Estación Biológica Nancite, with the main building, and its new roof, in the background (photo by Monique Gilbert)

The trip to Nancite Beach is never easy. It begins with a 12-kilometer drive in a 4WD vehicle over washed-out, rutted, and challenging terrain. At the end of the road the hike begins; this 3-kilometer excursion jump-starts with a heart-thumping uphill over loose rock for one kilometer. But at the top! Views of Playa Naranjo and, if you're lucky, a cooling breeze. The next two kilometers wind downhill on a narrow trail, scrambling over rocks with little shade, until... you make it into the jungle, where the terrain is flat, shady, and you begin to smell the breeze off the ocean and hear the surf. Finally, you emerge into a clearing and Estación Biológica Nancite is before you.

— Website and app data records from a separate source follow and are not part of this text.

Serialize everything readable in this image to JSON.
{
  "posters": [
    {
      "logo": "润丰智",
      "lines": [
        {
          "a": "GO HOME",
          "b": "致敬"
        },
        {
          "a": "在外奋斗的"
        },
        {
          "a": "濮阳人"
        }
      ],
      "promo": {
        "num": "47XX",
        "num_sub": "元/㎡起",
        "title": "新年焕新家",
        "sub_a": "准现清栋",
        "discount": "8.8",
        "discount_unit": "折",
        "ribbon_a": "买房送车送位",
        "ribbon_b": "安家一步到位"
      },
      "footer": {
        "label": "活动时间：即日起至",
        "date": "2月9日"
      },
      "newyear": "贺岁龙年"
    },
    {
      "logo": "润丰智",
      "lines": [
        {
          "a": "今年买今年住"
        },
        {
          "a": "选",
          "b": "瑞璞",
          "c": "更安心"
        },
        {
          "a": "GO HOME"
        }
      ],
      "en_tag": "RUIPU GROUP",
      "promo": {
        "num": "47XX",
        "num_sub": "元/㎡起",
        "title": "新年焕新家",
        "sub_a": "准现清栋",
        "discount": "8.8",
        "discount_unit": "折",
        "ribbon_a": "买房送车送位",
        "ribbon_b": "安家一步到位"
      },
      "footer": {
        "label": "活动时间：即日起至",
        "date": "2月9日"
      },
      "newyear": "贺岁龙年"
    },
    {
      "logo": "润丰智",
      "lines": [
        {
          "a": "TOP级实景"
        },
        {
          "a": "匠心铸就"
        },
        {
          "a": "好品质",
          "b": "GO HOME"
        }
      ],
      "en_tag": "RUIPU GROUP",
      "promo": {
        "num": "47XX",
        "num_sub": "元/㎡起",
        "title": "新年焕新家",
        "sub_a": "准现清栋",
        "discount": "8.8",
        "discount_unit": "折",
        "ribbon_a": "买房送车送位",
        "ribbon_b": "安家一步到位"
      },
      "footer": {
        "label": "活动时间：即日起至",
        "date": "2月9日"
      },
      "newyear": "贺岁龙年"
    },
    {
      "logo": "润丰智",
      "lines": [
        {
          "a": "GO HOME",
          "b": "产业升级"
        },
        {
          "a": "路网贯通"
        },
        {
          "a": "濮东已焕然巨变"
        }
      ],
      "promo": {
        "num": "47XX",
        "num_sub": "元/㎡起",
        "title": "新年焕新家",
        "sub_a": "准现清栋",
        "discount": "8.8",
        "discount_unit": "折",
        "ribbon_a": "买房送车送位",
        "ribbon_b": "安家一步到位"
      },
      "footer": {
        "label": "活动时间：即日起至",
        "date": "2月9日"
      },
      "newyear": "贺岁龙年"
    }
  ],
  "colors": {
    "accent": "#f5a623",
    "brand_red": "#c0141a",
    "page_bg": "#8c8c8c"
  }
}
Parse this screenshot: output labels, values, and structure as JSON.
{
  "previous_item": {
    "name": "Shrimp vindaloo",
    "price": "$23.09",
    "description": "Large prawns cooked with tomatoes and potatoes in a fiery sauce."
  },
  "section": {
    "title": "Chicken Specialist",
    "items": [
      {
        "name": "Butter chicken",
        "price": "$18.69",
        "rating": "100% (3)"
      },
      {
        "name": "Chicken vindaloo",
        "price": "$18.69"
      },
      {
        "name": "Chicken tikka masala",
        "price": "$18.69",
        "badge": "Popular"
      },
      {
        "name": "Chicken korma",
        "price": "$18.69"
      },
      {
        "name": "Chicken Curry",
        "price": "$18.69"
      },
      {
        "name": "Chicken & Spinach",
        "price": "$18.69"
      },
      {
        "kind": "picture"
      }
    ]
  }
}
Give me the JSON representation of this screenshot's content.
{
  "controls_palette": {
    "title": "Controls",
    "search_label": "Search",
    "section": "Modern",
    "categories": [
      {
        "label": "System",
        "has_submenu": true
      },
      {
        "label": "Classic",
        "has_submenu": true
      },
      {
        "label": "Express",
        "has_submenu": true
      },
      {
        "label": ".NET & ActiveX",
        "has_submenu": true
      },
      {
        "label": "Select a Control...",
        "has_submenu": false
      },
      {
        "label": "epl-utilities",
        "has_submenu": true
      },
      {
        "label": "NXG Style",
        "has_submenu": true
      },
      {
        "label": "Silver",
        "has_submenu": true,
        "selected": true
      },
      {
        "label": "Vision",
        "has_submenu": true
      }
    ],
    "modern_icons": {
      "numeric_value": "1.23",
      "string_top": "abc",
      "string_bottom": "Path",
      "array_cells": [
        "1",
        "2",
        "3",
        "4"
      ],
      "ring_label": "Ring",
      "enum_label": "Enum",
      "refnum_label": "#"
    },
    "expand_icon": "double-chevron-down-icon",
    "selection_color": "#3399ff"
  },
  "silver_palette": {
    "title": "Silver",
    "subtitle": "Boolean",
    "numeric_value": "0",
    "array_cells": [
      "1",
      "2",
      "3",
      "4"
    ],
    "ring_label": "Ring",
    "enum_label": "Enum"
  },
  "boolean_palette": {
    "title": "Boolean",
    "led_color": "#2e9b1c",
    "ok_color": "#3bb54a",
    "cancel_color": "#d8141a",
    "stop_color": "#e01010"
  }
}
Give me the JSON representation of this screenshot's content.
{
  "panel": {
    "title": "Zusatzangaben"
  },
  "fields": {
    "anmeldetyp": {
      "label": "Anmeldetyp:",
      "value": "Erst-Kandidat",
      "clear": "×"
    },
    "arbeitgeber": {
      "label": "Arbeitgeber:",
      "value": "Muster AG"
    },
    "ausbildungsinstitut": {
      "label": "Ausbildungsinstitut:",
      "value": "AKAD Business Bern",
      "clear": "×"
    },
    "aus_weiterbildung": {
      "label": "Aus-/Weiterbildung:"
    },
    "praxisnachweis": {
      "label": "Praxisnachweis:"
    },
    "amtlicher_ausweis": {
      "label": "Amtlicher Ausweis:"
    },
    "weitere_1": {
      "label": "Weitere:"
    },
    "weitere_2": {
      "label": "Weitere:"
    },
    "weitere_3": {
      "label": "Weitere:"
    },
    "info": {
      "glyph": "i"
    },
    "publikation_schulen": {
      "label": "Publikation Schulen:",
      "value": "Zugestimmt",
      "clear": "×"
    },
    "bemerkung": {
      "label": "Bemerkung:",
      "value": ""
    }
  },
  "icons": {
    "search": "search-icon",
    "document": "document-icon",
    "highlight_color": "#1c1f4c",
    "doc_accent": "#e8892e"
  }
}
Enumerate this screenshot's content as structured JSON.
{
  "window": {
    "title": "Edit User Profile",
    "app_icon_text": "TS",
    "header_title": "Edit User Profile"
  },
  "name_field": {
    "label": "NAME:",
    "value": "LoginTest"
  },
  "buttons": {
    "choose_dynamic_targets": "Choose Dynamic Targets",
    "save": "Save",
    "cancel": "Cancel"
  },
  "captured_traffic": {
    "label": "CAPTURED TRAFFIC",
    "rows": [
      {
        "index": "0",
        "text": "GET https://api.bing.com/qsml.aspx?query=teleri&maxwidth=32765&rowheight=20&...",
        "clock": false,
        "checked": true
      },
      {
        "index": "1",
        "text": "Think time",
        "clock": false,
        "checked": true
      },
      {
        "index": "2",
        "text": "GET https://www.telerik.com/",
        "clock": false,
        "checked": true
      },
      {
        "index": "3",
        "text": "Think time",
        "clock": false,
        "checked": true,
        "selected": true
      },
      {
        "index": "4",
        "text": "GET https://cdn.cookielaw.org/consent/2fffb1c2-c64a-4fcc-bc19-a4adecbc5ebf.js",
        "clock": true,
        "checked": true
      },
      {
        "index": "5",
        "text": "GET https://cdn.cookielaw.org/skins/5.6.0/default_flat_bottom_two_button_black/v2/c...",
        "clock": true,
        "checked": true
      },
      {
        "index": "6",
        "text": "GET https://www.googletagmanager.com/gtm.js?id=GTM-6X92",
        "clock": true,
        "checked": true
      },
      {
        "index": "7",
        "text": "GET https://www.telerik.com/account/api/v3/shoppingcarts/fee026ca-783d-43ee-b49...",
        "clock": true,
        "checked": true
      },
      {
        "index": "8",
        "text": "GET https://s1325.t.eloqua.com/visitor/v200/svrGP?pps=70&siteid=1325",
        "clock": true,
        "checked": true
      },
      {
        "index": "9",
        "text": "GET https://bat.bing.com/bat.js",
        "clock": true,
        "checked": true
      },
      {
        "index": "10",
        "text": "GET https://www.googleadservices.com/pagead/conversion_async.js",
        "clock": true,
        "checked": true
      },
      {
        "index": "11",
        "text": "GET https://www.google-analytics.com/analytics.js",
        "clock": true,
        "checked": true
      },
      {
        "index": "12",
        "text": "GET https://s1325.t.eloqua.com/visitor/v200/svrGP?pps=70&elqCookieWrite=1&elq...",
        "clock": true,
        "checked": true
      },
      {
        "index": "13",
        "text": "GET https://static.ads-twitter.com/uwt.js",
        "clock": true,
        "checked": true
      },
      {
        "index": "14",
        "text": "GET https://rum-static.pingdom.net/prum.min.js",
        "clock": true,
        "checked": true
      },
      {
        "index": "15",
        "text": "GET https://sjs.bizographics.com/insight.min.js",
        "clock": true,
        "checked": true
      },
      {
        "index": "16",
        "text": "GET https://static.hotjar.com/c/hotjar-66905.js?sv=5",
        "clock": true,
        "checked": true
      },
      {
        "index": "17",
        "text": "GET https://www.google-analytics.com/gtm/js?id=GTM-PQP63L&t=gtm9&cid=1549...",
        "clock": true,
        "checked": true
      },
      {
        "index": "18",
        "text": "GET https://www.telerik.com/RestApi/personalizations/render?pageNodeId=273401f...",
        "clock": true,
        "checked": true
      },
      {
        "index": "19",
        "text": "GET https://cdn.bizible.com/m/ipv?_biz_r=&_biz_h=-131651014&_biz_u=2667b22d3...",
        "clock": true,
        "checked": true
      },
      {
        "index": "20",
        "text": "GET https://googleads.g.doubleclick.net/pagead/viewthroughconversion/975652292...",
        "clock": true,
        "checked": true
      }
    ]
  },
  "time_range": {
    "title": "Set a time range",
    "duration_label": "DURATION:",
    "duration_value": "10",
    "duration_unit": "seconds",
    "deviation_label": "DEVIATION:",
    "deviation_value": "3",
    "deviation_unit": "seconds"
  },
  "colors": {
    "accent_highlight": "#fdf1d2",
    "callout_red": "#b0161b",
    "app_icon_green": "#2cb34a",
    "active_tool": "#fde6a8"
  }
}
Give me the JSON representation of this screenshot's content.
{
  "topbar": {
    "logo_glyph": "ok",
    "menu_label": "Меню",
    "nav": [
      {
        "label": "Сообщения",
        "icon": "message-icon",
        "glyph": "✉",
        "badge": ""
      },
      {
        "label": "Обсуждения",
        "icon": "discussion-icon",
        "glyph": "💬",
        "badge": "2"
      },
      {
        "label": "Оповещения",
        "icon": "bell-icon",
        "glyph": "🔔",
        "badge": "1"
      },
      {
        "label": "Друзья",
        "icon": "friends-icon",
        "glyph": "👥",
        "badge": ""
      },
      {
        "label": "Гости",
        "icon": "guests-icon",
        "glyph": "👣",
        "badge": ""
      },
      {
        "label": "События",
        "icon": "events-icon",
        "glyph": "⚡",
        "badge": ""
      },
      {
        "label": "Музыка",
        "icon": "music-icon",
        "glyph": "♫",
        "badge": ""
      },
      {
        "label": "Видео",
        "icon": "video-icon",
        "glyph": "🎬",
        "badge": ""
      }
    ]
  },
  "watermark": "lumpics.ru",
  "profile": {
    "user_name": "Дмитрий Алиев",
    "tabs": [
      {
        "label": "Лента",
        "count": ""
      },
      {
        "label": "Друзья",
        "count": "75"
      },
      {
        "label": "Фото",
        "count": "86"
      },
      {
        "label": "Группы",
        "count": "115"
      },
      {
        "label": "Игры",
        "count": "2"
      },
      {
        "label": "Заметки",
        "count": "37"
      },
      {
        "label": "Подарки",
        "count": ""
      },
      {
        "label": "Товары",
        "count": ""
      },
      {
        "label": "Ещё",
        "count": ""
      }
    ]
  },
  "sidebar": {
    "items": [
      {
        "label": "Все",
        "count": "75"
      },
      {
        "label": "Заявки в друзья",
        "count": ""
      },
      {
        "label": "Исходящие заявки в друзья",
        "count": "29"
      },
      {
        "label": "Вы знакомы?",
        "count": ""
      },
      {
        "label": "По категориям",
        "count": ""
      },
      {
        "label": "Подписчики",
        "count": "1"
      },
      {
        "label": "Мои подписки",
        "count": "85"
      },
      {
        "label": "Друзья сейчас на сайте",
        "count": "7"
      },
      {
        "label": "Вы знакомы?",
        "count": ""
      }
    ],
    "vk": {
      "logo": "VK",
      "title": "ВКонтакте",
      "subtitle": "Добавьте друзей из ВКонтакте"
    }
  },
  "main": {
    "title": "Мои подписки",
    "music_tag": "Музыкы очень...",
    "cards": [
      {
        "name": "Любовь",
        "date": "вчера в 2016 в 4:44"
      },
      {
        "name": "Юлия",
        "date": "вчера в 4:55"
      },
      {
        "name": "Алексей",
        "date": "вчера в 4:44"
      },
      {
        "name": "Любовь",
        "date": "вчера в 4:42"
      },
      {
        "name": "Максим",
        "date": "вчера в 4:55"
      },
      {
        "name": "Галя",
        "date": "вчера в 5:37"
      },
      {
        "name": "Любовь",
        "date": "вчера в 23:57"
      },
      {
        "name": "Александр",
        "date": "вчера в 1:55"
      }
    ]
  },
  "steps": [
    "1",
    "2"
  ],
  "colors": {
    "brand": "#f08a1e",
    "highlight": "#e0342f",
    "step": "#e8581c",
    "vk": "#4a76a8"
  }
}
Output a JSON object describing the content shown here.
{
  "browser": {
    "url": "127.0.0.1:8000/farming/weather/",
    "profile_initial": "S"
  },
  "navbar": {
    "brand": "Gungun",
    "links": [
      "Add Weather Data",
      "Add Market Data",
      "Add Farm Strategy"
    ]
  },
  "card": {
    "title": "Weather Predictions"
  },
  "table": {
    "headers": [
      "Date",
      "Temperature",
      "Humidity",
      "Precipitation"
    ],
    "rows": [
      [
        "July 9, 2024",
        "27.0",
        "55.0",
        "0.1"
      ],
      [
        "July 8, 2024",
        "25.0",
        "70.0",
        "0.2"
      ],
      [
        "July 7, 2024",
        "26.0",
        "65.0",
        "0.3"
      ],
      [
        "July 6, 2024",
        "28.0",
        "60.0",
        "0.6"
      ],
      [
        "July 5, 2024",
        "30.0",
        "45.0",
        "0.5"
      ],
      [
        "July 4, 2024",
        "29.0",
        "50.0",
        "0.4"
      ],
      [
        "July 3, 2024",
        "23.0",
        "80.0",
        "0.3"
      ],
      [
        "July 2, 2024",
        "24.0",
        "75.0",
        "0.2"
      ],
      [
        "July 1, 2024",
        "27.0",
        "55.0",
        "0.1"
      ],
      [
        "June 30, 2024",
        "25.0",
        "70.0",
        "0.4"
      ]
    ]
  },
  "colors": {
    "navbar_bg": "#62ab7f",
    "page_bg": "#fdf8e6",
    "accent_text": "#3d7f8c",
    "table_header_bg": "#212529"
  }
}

NOW imagine you are doing that whole hike with a steel beam on your shoulder. Or carrying roofing material. Or lumber to build a new door. Then imagine making 7-8 trips per day. THAT is how materials to repair the station were delivered to the worksite, along with a Zodiak rubber boat to bring a 200-pound electric generator necessary for soldering metal roof beams.

We are thankful to the volunteers, and the ACG fire crew, who helped deliver materials to the station and made the repairs, and to turtle biologist Luis Fonseca, for coordinating all of the work.

And we are extremely thankful to all who donated via the crowdfunding platform GlobalGiving Foundation last September, as that support made all of this possible.

Last week, we were able to visit the station and experience the repairs first-hand. The new roof, doors, and structural supports are all in place and the station is once again habitable and safe. There are currently two researchers living at the station. Pablo is a research assistant to Luis Fonseca; he nightly monitors the beach for turtle and jaguar activity. Carolina is from Italy and is studying animal behavior of big cats. Having a small but regular human presence at the station and on the beach helps protect the sea turtles and other wildlife.

Several small tasks remain: the new roof is clear, so it needs rigid insulation to prevent a greenhouse effect during the day; the water system needs upgrading; and a better communications system is necessary for safety. Please contact us if you would like to help with any of these remaining tasks. Thank you!

(From Left to Right) The bunkroom and the classroom (with new roof) and one of the new doors (photos by Eric Palola and Monique Gilbert)

Carolina, Pablo, and Luis Fonseca entering data in the Nancite kitchen (Photo by Monique Gilbert)